Marnix van Berchum, DANS (KNAW)


October 3, 2013

Linked sources: a network approach to the repertory of sixteenth-century polyphony (an introduction)
Scattered over the many libraries and archives of Europe, lie the remnants of past musical cultures. Musical manuscripts and prints provide us with glimpses of the repertories that were circulated, collected and performed. From its beginnings in the 19th century musicology has been involved with the study of these musical repertories. Sources have been studied from codicological viewpoints, the compositions these sources contain from stylistic angles. My current PhD research approaches the repertory of sixteenth-century music from the perspective of network theory. Musical compositions are regarded as cultural artefacts, contextualised within the transmission of music and broader socio-economic conditions of a defined historical period. This approach exploits the characteristics of musical sources and their content as networked entities, providing a more formalised view of the term ‘repertory’.
In my presentation I will introduce the above described research project. I will talk about the problems of approaching a distinct period from the history of music from the viewpoint of network theory. How can the network be modelled? What are the characteristics of such a network?  What musicological questions can be answered.
The above will be illustrated by a first case study on one of the most famous sets of musical manuscripts from the early decades of the sixteenth century. These manuscripts were produced by the scriptorium of Petrus Alamire and were mainly created for the Habsburg-Burgundian court.

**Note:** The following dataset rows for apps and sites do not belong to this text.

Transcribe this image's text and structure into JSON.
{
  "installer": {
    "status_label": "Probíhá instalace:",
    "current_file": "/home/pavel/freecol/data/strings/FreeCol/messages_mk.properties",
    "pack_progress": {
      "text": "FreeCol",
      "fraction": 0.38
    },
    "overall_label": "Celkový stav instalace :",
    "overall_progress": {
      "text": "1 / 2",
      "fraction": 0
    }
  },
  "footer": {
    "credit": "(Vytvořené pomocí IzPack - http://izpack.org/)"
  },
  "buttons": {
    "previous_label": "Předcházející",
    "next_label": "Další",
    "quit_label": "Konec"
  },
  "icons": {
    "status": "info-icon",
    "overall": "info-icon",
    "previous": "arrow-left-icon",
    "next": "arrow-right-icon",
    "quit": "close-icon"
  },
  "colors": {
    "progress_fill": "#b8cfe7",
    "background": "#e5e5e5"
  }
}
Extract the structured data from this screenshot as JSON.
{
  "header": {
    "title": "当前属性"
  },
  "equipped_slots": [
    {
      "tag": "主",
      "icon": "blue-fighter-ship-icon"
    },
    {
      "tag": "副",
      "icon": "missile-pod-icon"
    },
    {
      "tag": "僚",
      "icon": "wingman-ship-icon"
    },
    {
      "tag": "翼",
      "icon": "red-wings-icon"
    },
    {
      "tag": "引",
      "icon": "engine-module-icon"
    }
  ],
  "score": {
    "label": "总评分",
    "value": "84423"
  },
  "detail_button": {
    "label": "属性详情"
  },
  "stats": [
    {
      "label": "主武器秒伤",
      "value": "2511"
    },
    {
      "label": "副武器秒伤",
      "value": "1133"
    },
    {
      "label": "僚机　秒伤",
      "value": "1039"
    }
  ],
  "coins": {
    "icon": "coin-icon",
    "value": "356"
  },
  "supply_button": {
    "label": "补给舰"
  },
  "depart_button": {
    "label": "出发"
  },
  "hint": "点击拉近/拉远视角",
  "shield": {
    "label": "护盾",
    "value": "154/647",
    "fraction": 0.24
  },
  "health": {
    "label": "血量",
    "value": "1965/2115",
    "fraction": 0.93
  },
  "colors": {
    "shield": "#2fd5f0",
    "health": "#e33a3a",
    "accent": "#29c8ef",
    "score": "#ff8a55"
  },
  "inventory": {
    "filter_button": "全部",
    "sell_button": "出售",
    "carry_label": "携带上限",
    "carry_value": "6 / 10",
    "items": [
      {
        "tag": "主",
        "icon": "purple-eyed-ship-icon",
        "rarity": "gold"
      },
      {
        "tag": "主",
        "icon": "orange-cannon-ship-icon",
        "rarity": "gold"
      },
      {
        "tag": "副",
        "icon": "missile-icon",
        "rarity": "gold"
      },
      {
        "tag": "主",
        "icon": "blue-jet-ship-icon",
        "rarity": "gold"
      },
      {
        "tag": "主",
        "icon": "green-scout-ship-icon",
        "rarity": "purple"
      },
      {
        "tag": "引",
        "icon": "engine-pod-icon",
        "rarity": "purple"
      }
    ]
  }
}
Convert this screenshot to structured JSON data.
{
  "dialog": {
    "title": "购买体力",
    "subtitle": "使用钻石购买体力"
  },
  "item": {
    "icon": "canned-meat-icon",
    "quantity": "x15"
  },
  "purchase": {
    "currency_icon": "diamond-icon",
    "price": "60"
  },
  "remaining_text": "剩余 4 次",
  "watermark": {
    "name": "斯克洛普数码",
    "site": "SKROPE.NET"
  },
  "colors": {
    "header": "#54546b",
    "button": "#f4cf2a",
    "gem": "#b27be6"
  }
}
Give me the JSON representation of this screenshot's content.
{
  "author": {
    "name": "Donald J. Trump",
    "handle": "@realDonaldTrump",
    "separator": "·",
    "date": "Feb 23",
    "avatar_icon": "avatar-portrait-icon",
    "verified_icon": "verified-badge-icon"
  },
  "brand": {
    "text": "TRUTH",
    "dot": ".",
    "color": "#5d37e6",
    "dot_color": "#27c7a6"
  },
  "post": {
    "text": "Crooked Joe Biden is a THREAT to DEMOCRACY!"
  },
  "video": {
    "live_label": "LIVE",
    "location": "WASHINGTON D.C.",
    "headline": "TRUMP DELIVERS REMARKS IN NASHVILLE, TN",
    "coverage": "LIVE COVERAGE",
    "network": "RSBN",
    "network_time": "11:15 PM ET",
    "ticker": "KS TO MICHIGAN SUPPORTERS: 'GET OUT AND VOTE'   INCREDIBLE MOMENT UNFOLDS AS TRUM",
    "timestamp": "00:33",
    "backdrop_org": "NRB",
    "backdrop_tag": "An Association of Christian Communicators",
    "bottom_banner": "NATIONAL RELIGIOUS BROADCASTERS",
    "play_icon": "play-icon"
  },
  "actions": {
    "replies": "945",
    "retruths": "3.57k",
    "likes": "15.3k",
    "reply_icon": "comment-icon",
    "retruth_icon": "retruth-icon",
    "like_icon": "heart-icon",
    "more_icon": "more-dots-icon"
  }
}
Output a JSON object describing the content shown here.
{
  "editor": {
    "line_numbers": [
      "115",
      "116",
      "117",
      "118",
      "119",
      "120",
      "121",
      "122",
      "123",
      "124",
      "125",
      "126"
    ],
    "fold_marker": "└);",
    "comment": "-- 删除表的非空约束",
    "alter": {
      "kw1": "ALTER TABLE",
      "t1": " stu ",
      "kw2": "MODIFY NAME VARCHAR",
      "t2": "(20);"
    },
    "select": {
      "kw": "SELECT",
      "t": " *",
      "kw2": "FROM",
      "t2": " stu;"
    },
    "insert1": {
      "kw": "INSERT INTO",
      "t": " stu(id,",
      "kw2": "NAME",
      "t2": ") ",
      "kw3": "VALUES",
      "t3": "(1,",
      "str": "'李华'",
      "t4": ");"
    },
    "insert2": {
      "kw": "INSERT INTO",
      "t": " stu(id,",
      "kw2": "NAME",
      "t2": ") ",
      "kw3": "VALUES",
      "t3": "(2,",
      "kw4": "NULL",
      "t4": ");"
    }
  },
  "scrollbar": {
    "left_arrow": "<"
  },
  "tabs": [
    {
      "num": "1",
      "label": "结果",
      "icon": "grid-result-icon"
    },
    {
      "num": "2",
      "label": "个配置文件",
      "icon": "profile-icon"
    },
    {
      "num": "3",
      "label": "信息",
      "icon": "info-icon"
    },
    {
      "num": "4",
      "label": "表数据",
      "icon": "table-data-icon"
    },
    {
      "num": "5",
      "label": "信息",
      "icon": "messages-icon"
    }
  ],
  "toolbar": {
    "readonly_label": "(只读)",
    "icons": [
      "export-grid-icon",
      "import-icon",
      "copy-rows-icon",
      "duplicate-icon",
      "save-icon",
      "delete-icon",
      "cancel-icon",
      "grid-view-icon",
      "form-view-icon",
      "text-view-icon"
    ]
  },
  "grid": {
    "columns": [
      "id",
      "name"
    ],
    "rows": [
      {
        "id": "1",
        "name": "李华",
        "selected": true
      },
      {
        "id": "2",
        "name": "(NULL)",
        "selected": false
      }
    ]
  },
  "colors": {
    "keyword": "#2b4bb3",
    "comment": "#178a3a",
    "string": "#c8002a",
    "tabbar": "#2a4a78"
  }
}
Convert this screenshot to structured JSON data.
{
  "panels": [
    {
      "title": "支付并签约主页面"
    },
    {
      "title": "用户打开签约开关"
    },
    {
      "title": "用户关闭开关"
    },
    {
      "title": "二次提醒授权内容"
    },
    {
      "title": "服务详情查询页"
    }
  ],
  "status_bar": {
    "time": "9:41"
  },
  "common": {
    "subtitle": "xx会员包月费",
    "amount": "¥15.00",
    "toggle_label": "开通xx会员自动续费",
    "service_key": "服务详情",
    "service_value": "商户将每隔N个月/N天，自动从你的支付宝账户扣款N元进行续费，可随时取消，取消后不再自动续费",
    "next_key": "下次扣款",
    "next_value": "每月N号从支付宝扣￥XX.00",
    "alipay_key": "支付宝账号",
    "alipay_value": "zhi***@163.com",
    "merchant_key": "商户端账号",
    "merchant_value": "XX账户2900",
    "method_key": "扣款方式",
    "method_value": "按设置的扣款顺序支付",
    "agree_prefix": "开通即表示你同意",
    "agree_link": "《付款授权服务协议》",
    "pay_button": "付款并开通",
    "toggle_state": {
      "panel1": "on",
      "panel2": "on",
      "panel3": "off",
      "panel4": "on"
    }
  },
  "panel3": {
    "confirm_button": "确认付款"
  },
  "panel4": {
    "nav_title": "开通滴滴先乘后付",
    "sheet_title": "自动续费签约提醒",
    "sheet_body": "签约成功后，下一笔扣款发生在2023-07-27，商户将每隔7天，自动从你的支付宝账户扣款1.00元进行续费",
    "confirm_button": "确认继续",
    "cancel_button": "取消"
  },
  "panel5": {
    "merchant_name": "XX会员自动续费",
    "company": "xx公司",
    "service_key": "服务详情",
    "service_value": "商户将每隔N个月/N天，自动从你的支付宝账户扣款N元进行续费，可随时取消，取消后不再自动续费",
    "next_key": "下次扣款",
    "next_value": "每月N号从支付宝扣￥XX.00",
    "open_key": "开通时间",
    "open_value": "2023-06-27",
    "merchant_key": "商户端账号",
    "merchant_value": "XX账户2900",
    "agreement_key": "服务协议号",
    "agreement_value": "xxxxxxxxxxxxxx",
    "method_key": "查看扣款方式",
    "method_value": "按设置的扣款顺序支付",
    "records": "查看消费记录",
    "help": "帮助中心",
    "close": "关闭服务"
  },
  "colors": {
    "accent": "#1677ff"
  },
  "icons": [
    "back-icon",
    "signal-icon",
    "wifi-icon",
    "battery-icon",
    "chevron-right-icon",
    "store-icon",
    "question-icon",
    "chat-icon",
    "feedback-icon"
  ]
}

Marnix van Berchum studied Musicology at Utrecht University, and specialized in musical culture of the 15th and 16th century. He graduated with a thesis on the motets of Jachet Berchem (c.1505-1567). He is pursuing his PhD research at Utrecht University, in which he wants to apply the concepts and methods of network theory on the dissemination of music in the sixteenth century. Furthermore Marnix is Associate Director of the CMME Project (
Marnix is currently part time employed at DANS – the data archive of NWO and KNAW ( – where he works amongst others on the Europeana Cloud and CLARIN-NL projects. He has a wide range of experience in projects related to Open Access, innovations in scholarly communications and ‘digital musicology’.

(Presentation slides)